Published in two volumes, in 1605 and 1615, Don Quixote is considered the most influential work of literature from the Spanish Golden Age and the entire Spanish literary canon. As a founding work of modern Western literature, and one of the earliest canonical novels, it regularly appears high on lists of the greatest works of fiction ever published. It has had major influence on the literary community, as evidenced by direct references in Alexandre Dumas' The Three Musketeers (1844) and Mark Twain's Adventures of Huckleberry Finn (1884). In a 2002 list, Don Quixote was cited as the "best literary work ever written".
Alonso Quixano, the protagonist of the novel, is a retired country gentleman nearing fifty years of age, living in an unnamed section of La Mancha with his niece and housekeeper. While mostly a rational man of sound reason, his reading of books of chivalry in excess has had a profound effect on him, leading to the distortion of his perception and the wavering of his mental faculties. In essence, he believes every word of these books of chivalry to be true though, for the most part, the content of these books is clearly fiction. Otherwise, his wits are intact.
He decides to sally forth as a knight-errant in search of adventure. He dons an old suit of armour, renames himself "Don Quixote," and names his skinny horse "Rocinante". He designates Aldonza Lorenzo, a neighboring farm girl, as his lady love, renaming her Dulcinea del Toboso, while she knows nothing of this.
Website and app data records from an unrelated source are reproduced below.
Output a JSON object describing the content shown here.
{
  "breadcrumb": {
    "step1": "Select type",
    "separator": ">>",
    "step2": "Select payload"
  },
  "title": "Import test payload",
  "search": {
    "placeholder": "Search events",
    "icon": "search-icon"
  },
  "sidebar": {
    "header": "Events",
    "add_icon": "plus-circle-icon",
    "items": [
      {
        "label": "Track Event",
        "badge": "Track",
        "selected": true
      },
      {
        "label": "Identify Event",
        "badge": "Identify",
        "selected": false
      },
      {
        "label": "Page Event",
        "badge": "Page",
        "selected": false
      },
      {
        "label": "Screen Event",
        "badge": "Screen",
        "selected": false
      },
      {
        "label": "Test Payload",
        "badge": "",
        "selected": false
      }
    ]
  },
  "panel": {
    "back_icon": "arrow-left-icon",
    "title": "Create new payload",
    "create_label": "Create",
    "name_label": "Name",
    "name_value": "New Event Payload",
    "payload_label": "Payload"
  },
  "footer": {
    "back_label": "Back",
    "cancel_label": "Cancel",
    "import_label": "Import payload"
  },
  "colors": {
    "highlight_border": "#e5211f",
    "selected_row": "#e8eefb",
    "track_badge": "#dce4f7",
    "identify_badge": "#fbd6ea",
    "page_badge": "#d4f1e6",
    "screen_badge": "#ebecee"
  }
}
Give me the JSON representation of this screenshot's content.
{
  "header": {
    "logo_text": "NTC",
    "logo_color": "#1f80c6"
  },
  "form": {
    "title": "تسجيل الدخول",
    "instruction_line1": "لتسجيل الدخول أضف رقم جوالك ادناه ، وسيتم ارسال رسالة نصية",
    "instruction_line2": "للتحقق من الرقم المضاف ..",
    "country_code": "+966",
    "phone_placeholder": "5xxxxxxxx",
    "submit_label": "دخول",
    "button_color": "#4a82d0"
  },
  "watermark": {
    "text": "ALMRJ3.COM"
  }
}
He sets out in the early morning and ends up at an inn, which he believes to be a castle. He asks the innkeeper, whom he thinks to be the lord of the castle, to dub him a knight. He spends the night holding vigil over his armor, where he becomes involved in a fight with muleteers who try to remove his armor from the horse trough so that they can water their mules. The innkeeper then dubs him a knight to be rid of him, and sends him on his way.
Don Quixote next "frees" a young boy who is tied to a tree and beaten by his master and makes his master swear on the chivalric code to treat the boy fairly. The boy's beating is continued as soon as Quixote leaves. Don Quixote has a run-in with traders from Toledo, who "insult" the imaginary Dulcinea. He attacks them, only to be severely beaten and left on the side of the road. Don Quixote is found and returned to his home by a neighboring peasant.